The U.S. Court of Appeals has ordered new trials in the cases of three Vietnamese orphans who were awarded close to $2 million in damages for injuries suffered in 1975 when a Lockheed C5A transport on a mercy mission from Saigon to the United States crash landed in a Vietnamese rice paddy.

The cases were the first three of about 25 lawsuits to be tried before U.S. District Court judges here on behalf of orphans aboard that aircraft who are now seeking damages from Lockheed for their injuries. In the three cases, all tried before Judge Louis F. Oberdorfer, one orphan was awarded $500,000 and another received $1 million.

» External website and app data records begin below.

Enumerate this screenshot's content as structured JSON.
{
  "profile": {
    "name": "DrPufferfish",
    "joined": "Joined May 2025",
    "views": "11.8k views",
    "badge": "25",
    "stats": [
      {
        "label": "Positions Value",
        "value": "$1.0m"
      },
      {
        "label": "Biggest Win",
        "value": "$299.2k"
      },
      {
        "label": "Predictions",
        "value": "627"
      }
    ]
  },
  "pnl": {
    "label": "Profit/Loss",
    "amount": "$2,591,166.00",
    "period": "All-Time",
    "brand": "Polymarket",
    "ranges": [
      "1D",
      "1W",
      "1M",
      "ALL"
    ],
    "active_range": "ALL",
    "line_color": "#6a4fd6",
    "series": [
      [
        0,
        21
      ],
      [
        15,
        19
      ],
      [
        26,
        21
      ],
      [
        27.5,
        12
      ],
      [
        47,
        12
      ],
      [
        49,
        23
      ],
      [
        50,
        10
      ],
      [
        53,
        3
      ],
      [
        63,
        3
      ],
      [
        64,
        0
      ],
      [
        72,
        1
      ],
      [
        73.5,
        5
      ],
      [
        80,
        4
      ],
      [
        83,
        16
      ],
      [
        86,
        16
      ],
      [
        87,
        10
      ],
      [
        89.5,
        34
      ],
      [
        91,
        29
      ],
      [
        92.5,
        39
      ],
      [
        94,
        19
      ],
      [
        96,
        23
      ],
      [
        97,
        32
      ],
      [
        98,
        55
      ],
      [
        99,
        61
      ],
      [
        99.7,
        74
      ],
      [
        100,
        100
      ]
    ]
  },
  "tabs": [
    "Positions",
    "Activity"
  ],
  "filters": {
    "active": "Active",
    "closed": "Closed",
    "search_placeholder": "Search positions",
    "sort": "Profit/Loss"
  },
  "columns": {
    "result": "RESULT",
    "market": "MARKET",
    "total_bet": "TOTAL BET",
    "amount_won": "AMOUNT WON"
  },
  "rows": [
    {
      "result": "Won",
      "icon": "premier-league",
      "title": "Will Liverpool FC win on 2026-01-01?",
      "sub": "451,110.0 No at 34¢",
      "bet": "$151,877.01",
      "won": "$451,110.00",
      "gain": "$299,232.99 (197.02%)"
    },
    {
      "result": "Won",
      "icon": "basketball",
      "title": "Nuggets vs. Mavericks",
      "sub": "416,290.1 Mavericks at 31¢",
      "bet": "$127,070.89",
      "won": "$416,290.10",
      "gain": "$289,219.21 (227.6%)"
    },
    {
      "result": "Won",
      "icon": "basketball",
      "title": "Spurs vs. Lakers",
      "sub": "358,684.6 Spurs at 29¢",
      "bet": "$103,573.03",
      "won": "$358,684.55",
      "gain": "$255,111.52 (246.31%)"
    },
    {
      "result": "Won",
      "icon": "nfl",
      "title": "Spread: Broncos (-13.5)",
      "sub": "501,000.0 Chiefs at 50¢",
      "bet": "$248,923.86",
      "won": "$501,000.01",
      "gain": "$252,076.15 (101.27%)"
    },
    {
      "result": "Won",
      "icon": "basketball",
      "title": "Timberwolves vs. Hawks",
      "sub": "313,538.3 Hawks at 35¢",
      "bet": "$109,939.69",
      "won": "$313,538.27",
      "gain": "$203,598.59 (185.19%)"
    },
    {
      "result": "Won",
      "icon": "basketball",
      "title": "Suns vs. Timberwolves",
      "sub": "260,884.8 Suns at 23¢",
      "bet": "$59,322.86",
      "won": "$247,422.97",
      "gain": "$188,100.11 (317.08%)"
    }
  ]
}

In the third case, the jury declined to award any damages. Oberdorfer eventually ordered a second trial in the case and a jury awarded that orphan about $400,000.

In a two-page judgement issued late Monday, the appeals court reversed all three cases and said it would follow up later with a written opinion. The case was heard by Senior Judge David L. Bazelon and Judges Carl McGowan and Roger Robb. In its judgment, the court noted that its decision would affect similar cases still pending in the lower court.

When the appeals court issued its decision, Judge June Green declared a mistrial in the orphan case before her because one of the issues cited by the appeals court directly affected the case. Verdicts have been reached in at least four other cases. Green also postponed another orphan's case that was scheduled for trial Thursday.

The appeals court indicated five areas where Judge Oberdorfer had erred. The appeals court said it intended to elaborate on these issues, which include who should pay some attorney's fees in the cases and whether a statement by an attorney for Lockheed should have been allowed into evidence at the trials.

The appeals court also questioned Oberdorfer's ruling that since two juries had found that the orphans suffered brain damage as a result of the crash. Lockheed could no longer argue that point at later trials.